Activity: Find every line containing the string "hoja" in the data below, and report how many there are, with no other words.

Information supplied:
###
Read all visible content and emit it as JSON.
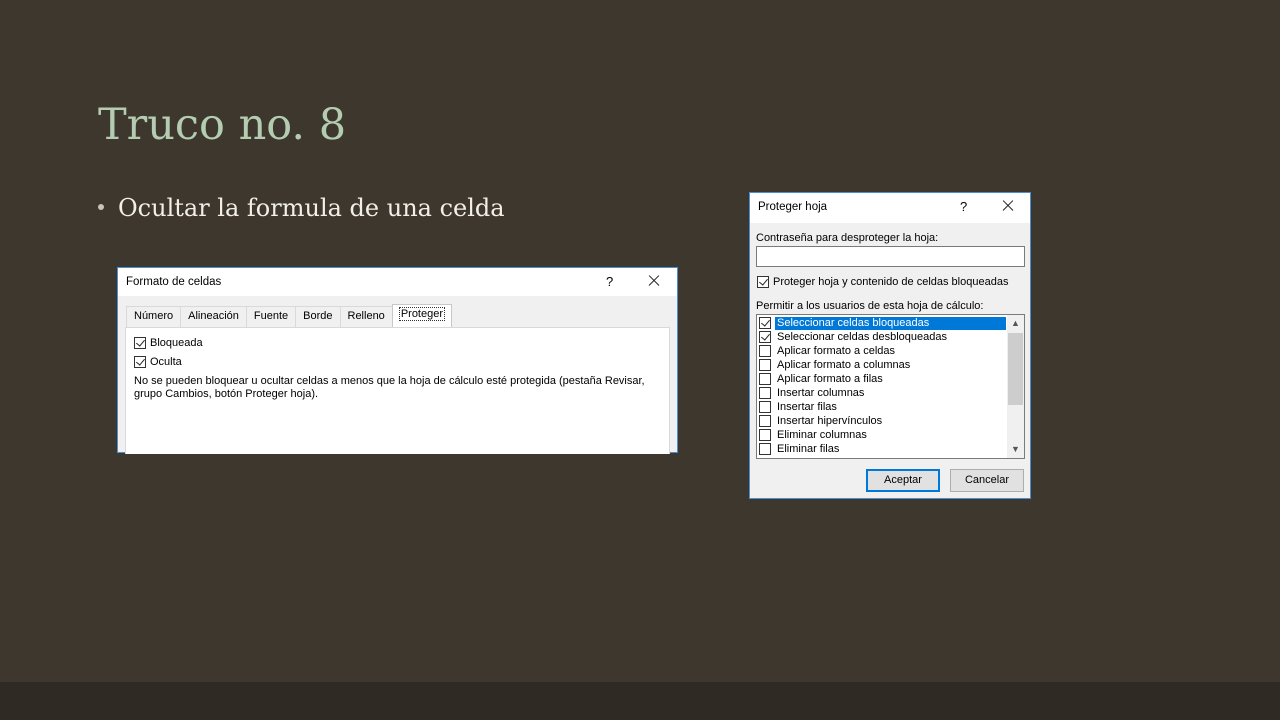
{
  "slide": {
    "title": "Truco no. 8",
    "bullet": "Ocultar la formula de una celda"
  },
  "format_dialog": {
    "title": "Formato de celdas",
    "help": "?",
    "tabs": [
      "Número",
      "Alineación",
      "Fuente",
      "Borde",
      "Relleno",
      "Proteger"
    ],
    "active_tab": "Proteger",
    "checkboxes": [
      {
        "label": "Bloqueada",
        "checked": true
      },
      {
        "label": "Oculta",
        "checked": true
      }
    ],
    "note": "No se pueden bloquear u ocultar celdas a menos que la hoja de cálculo esté protegida (pestaña Revisar, grupo Cambios, botón Proteger hoja)."
  },
  "protect_dialog": {
    "title": "Proteger hoja",
    "help": "?",
    "password_label": "Contraseña para desproteger la hoja:",
    "password_value": "",
    "protect_checkbox": {
      "label": "Proteger hoja y contenido de celdas bloqueadas",
      "checked": true
    },
    "allow_label": "Permitir a los usuarios de esta hoja de cálculo:",
    "items": [
      {
        "label": "Seleccionar celdas bloqueadas",
        "checked": true
      },
      {
        "label": "Seleccionar celdas desbloqueadas",
        "checked": true
      },
      {
        "label": "Aplicar formato a celdas",
        "checked": false
      },
      {
        "label": "Aplicar formato a columnas",
        "checked": false
      },
      {
        "label": "Aplicar formato a filas",
        "checked": false
      },
      {
        "label": "Insertar columnas",
        "checked": false
      },
      {
        "label": "Insertar filas",
        "checked": false
      },
      {
        "label": "Insertar hipervínculos",
        "checked": false
      },
      {
        "label": "Eliminar columnas",
        "checked": false
      },
      {
        "label": "Eliminar filas",
        "checked": false
      }
    ],
    "selected_item": "Seleccionar celdas bloqueadas",
    "ok_label": "Aceptar",
    "cancel_label": "Cancelar"
  },
  "colors": {
    "background": "#3e372e",
    "title": "#b4cdb1",
    "accent": "#0078d7"
  }
}
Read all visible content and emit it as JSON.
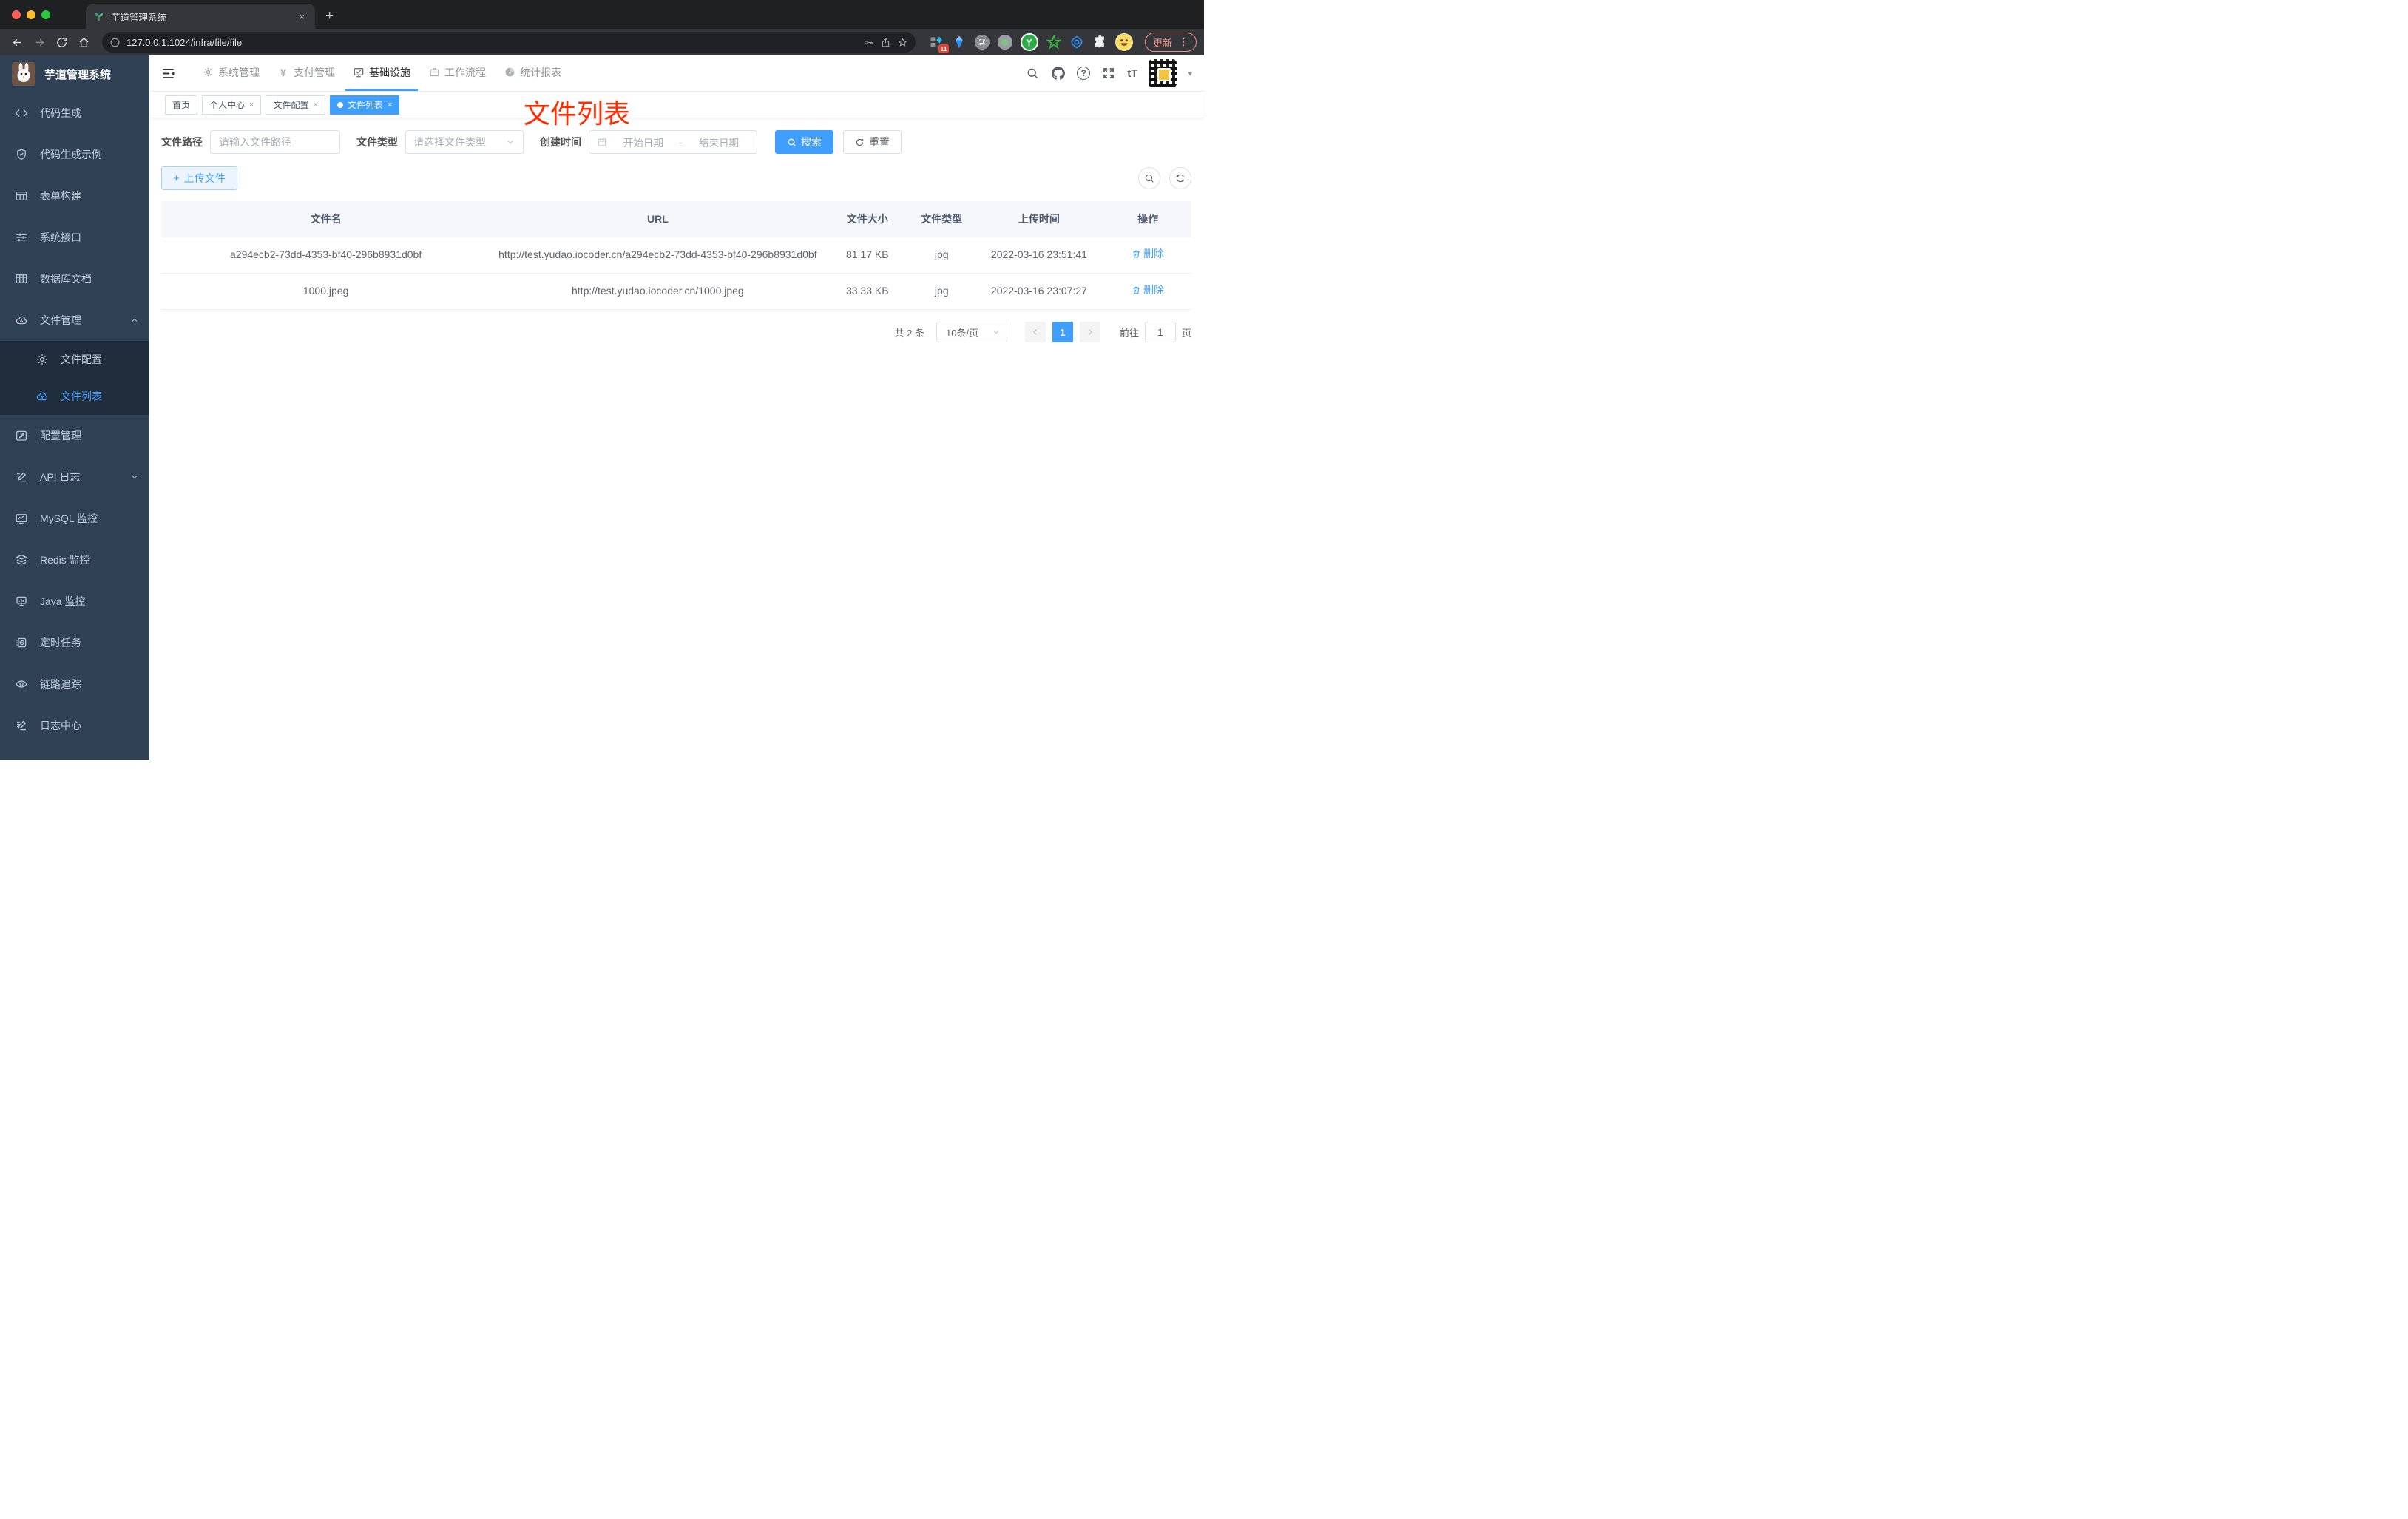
{
  "browser": {
    "tab_title": "芋道管理系统",
    "url": "127.0.0.1:1024/infra/file/file",
    "update_label": "更新",
    "extension_badge": "11"
  },
  "icons": {
    "close": "×",
    "plus": "+",
    "yen": "¥",
    "question": "?",
    "font_size": "tT",
    "dots": "⋮",
    "caret": "▾",
    "newtab": "+"
  },
  "app_title": "芋道管理系统",
  "sidebar": {
    "items": [
      {
        "label": "代码生成"
      },
      {
        "label": "代码生成示例"
      },
      {
        "label": "表单构建"
      },
      {
        "label": "系统接口"
      },
      {
        "label": "数据库文档"
      },
      {
        "label": "文件管理"
      },
      {
        "label": "文件配置"
      },
      {
        "label": "文件列表"
      },
      {
        "label": "配置管理"
      },
      {
        "label": "API 日志"
      },
      {
        "label": "MySQL 监控"
      },
      {
        "label": "Redis 监控"
      },
      {
        "label": "Java 监控"
      },
      {
        "label": "定时任务"
      },
      {
        "label": "链路追踪"
      },
      {
        "label": "日志中心"
      }
    ]
  },
  "topnav": {
    "items": [
      {
        "label": "系统管理"
      },
      {
        "label": "支付管理"
      },
      {
        "label": "基础设施",
        "active": true
      },
      {
        "label": "工作流程"
      },
      {
        "label": "统计报表"
      }
    ]
  },
  "tags": [
    {
      "label": "首页"
    },
    {
      "label": "个人中心"
    },
    {
      "label": "文件配置"
    },
    {
      "label": "文件列表",
      "active": true
    }
  ],
  "annotation": "文件列表",
  "filter": {
    "path_label": "文件路径",
    "path_placeholder": "请输入文件路径",
    "type_label": "文件类型",
    "type_placeholder": "请选择文件类型",
    "date_label": "创建时间",
    "date_start": "开始日期",
    "date_sep": "-",
    "date_end": "结束日期",
    "search_label": "搜索",
    "reset_label": "重置"
  },
  "toolbar": {
    "upload_label": "上传文件"
  },
  "table": {
    "headers": [
      "文件名",
      "URL",
      "文件大小",
      "文件类型",
      "上传时间",
      "操作"
    ],
    "rows": [
      {
        "name": "a294ecb2-73dd-4353-bf40-296b8931d0bf",
        "url": "http://test.yudao.iocoder.cn/a294ecb2-73dd-4353-bf40-296b8931d0bf",
        "size": "81.17 KB",
        "type": "jpg",
        "time": "2022-03-16 23:51:41",
        "action": "删除"
      },
      {
        "name": "1000.jpeg",
        "url": "http://test.yudao.iocoder.cn/1000.jpeg",
        "size": "33.33 KB",
        "type": "jpg",
        "time": "2022-03-16 23:07:27",
        "action": "删除"
      }
    ]
  },
  "pagination": {
    "total": "共 2 条",
    "page_size": "10条/页",
    "current_page": "1",
    "goto_label": "前往",
    "goto_value": "1",
    "page_unit": "页"
  },
  "colors": {
    "accent": "#409eff",
    "annotation_red": "#ff2c00",
    "sidebar_bg": "#304156",
    "submenu_bg": "#1f2d3d"
  }
}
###
Solution for this exercise: 5